Part 24. The Camel's Nose
There's an old story about an Arab who camped out in his tent one night deep in
the heart of the desert. It was a little cold outside, with a little breeze, and
his camel began to feel the chill. So the camel stuck his nose through the flap
of the tent to keep warm. Feeling sorry for the animal, the Arab decided not to
chastise the beast, because he wanted to be a compassionate man. Besides, what harm
was there in giving up a tiny portion of his tent, just for a nose?
As the night grew colder, the camel mustered its courage and peeked in with its
whole head. The Arab was a little concerned, of course, because the tent was small
and the camel is a fairly large creature. But seeing that only the head came in,
the Arab went back to sleep. After all, a healthy animal was important if he wanted
to get safely to his destination the next day. What harm could come from letting
the animal keep his head warm?
Of course, by now you can guess the rest of the story. Once the camel knew he could
get his head into the tent, the rest of the animal followed! Soon the Arab was forced
out of his tent and had to sleep in the chill air outside. Perhaps he caught a cold,
or just suffered from a lack of sleep. In any case, it was the incremental push
that started with something seemingly insignificant -- the camel's nose -- that
ended with a well-rested camel and a grouchy rider.
The same situation has confronted company after company in the area of computer
software. At first, Microsoft seemed only to be interested in providing a user interface.

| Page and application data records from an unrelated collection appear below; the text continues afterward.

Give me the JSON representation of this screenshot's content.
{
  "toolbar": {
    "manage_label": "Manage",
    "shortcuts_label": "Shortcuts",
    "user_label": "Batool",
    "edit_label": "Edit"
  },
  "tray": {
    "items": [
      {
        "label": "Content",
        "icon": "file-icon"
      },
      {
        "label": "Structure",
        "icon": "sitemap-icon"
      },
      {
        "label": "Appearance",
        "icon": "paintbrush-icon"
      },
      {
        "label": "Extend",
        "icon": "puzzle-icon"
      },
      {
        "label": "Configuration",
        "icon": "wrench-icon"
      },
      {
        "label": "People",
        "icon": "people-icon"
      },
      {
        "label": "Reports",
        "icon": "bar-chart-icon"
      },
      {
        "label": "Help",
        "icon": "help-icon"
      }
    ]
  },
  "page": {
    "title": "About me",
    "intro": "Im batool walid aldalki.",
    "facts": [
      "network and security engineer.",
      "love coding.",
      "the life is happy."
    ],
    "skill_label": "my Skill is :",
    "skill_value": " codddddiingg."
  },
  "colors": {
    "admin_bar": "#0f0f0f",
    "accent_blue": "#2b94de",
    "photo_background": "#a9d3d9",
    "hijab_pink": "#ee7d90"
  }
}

Such a little thing! There was obviously no harm in spending $50 or $100 per user,
especially if it might improve productivity. Well, after finding out that the machines
ran a lot slower, new computer hardware was required. Meanwhile, Microsoft awakened
the dozing information executives with an offer that sounded quite reasonable --
why not add Microsoft Office to the mix? The camel's head was now firmly planted
in the tent, but the executives were not worried. They still seemed to be comfortably
Of course, Windows turned out to be quite a large beast and forced a lot of executives
out of work, as well as putting a lot of companies out of business -- if not directly,
then certainly by making them easy takeover targets for bigger companies who had
more money and resources to squander on trying to fix Windows problems. Eventually,
Microsoft began to dictate terms: no more concurrent licenses; you must take our
Internet browser or you get nothing at all; you must remove all non-Microsoft operating
systems to keep the license fees down. The camel was now firmly in the tent and
in control, and information managers all over the world began to feel the chill.
Most recent revision: January 17, 1998
Copyright © 1998, Tom Nadeau
All Rights Reserved.